→ **What this task involves**
Pictures aside, copy every record word for word.
━━━ Stored data
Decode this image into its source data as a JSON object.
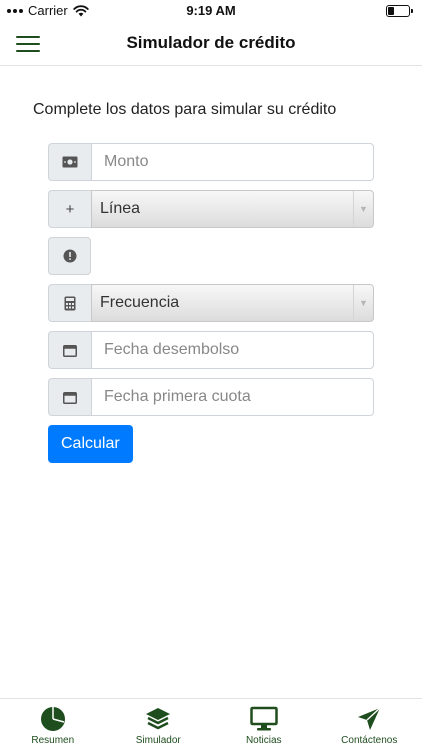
{
  "status_bar": {
    "carrier": "Carrier",
    "time": "9:19 AM",
    "battery_level": 0.3
  },
  "nav": {
    "title": "Simulador de crédito"
  },
  "main": {
    "intro": "Complete los datos para simular su crédito",
    "fields": {
      "monto_placeholder": "Monto",
      "linea_value": "Línea",
      "frecuencia_value": "Frecuencia",
      "fecha_desembolso_placeholder": "Fecha desembolso",
      "fecha_primera_cuota_placeholder": "Fecha primera cuota"
    },
    "submit_label": "Calcular"
  },
  "tabs": [
    {
      "label": "Resumen",
      "icon": "pie-chart-icon"
    },
    {
      "label": "Simulador",
      "icon": "layers-icon"
    },
    {
      "label": "Noticias",
      "icon": "monitor-icon"
    },
    {
      "label": "Contáctenos",
      "icon": "send-icon"
    }
  ],
  "colors": {
    "accent": "#1e4d1e",
    "button": "#007bff",
    "addon_bg": "#e9ecef"
  }
}
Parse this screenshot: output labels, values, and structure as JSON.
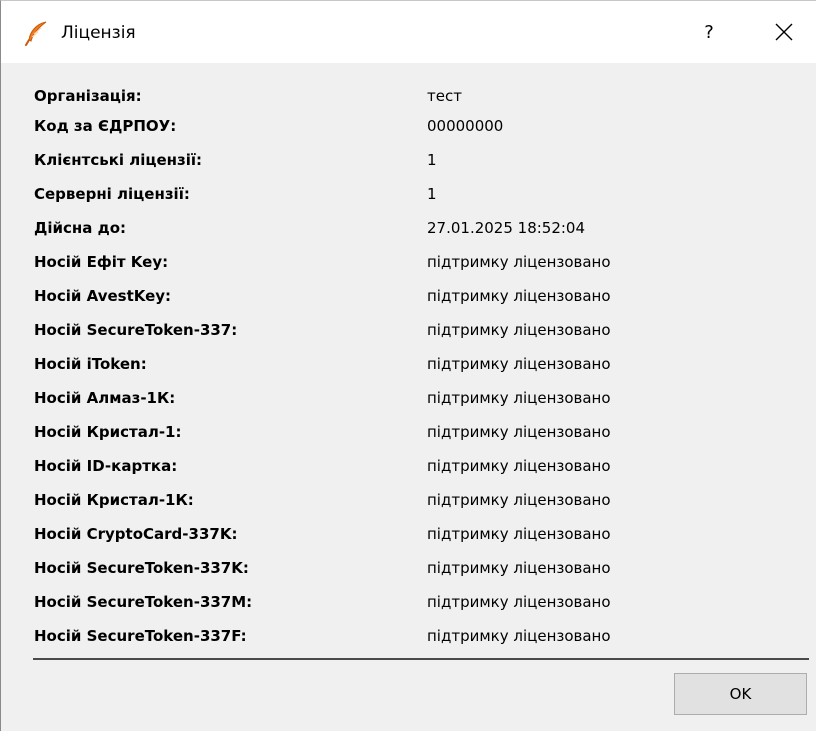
{
  "window": {
    "title": "Ліцензія",
    "help_label": "?",
    "app_icon": "feather-pen-icon",
    "accent_color": "#f07b1e"
  },
  "license_info": [
    {
      "label": "Організація:",
      "value": "тест"
    },
    {
      "label": "Код за ЄДРПОУ:",
      "value": "00000000"
    },
    {
      "label": "Клієнтські ліцензії:",
      "value": "1"
    },
    {
      "label": "Серверні ліцензії:",
      "value": "1"
    },
    {
      "label": "Дійсна до:",
      "value": "27.01.2025 18:52:04"
    },
    {
      "label": "Носій Ефіт Key:",
      "value": "підтримку ліцензовано"
    },
    {
      "label": "Носій AvestKey:",
      "value": "підтримку ліцензовано"
    },
    {
      "label": "Носій SecureToken-337:",
      "value": "підтримку ліцензовано"
    },
    {
      "label": "Носій iToken:",
      "value": "підтримку ліцензовано"
    },
    {
      "label": "Носій Алмаз-1К:",
      "value": "підтримку ліцензовано"
    },
    {
      "label": "Носій Кристал-1:",
      "value": "підтримку ліцензовано"
    },
    {
      "label": "Носій ID-картка:",
      "value": "підтримку ліцензовано"
    },
    {
      "label": "Носій Кристал-1К:",
      "value": "підтримку ліцензовано"
    },
    {
      "label": "Носій CryptoCard-337K:",
      "value": "підтримку ліцензовано"
    },
    {
      "label": "Носій SecureToken-337K:",
      "value": "підтримку ліцензовано"
    },
    {
      "label": "Носій SecureToken-337M:",
      "value": "підтримку ліцензовано"
    },
    {
      "label": "Носій SecureToken-337F:",
      "value": "підтримку ліцензовано"
    }
  ],
  "footer": {
    "ok_label": "OK"
  }
}
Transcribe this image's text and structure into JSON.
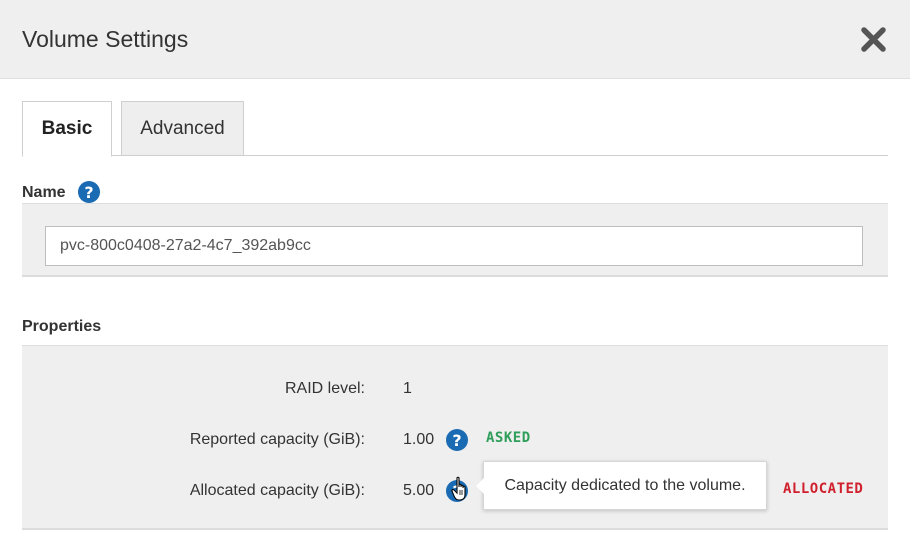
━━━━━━
→ **Output of the exercise**
Decode this image into its source data as a JSON object.
{
  "status_bar": {
    "carrier": "Carrier",
    "time": "9:19 AM",
    "battery_level": 0.3
  },
  "nav": {
    "title": "Simulador de crédito"
  },
  "main": {
    "intro": "Complete los datos para simular su crédito",
    "fields": {
      "monto_placeholder": "Monto",
      "linea_value": "Línea",
      "frecuencia_value": "Frecuencia",
      "fecha_desembolso_placeholder": "Fecha desembolso",
      "fecha_primera_cuota_placeholder": "Fecha primera cuota"
    },
    "submit_label": "Calcular"
  },
  "tabs": [
    {
      "label": "Resumen",
      "icon": "pie-chart-icon"
    },
    {
      "label": "Simulador",
      "icon": "layers-icon"
    },
    {
      "label": "Noticias",
      "icon": "monitor-icon"
    },
    {
      "label": "Contáctenos",
      "icon": "send-icon"
    }
  ],
  "colors": {
    "accent": "#1e4d1e",
    "button": "#007bff",
    "addon_bg": "#e9ecef"
  }
}
Parse this screenshot: output labels, values, and structure as JSON.
{
  "window": {
    "title": "Ліцензія",
    "help_label": "?",
    "app_icon": "feather-pen-icon",
    "accent_color": "#f07b1e"
  },
  "license_info": [
    {
      "label": "Організація:",
      "value": "тест"
    },
    {
      "label": "Код за ЄДРПОУ:",
      "value": "00000000"
    },
    {
      "label": "Клієнтські ліцензії:",
      "value": "1"
    },
    {
      "label": "Серверні ліцензії:",
      "value": "1"
    },
    {
      "label": "Дійсна до:",
      "value": "27.01.2025 18:52:04"
    },
    {
      "label": "Носій Ефіт Key:",
      "value": "підтримку ліцензовано"
    },
    {
      "label": "Носій AvestKey:",
      "value": "підтримку ліцензовано"
    },
    {
      "label": "Носій SecureToken-337:",
      "value": "підтримку ліцензовано"
    },
    {
      "label": "Носій iToken:",
      "value": "підтримку ліцензовано"
    },
    {
      "label": "Носій Алмаз-1К:",
      "value": "підтримку ліцензовано"
    },
    {
      "label": "Носій Кристал-1:",
      "value": "підтримку ліцензовано"
    },
    {
      "label": "Носій ID-картка:",
      "value": "підтримку ліцензовано"
    },
    {
      "label": "Носій Кристал-1К:",
      "value": "підтримку ліцензовано"
    },
    {
      "label": "Носій CryptoCard-337K:",
      "value": "підтримку ліцензовано"
    },
    {
      "label": "Носій SecureToken-337K:",
      "value": "підтримку ліцензовано"
    },
    {
      "label": "Носій SecureToken-337M:",
      "value": "підтримку ліцензовано"
    },
    {
      "label": "Носій SecureToken-337F:",
      "value": "підтримку ліцензовано"
    }
  ],
  "footer": {
    "ok_label": "OK"
  }
}
Transcribe this image's text and structure into JSON.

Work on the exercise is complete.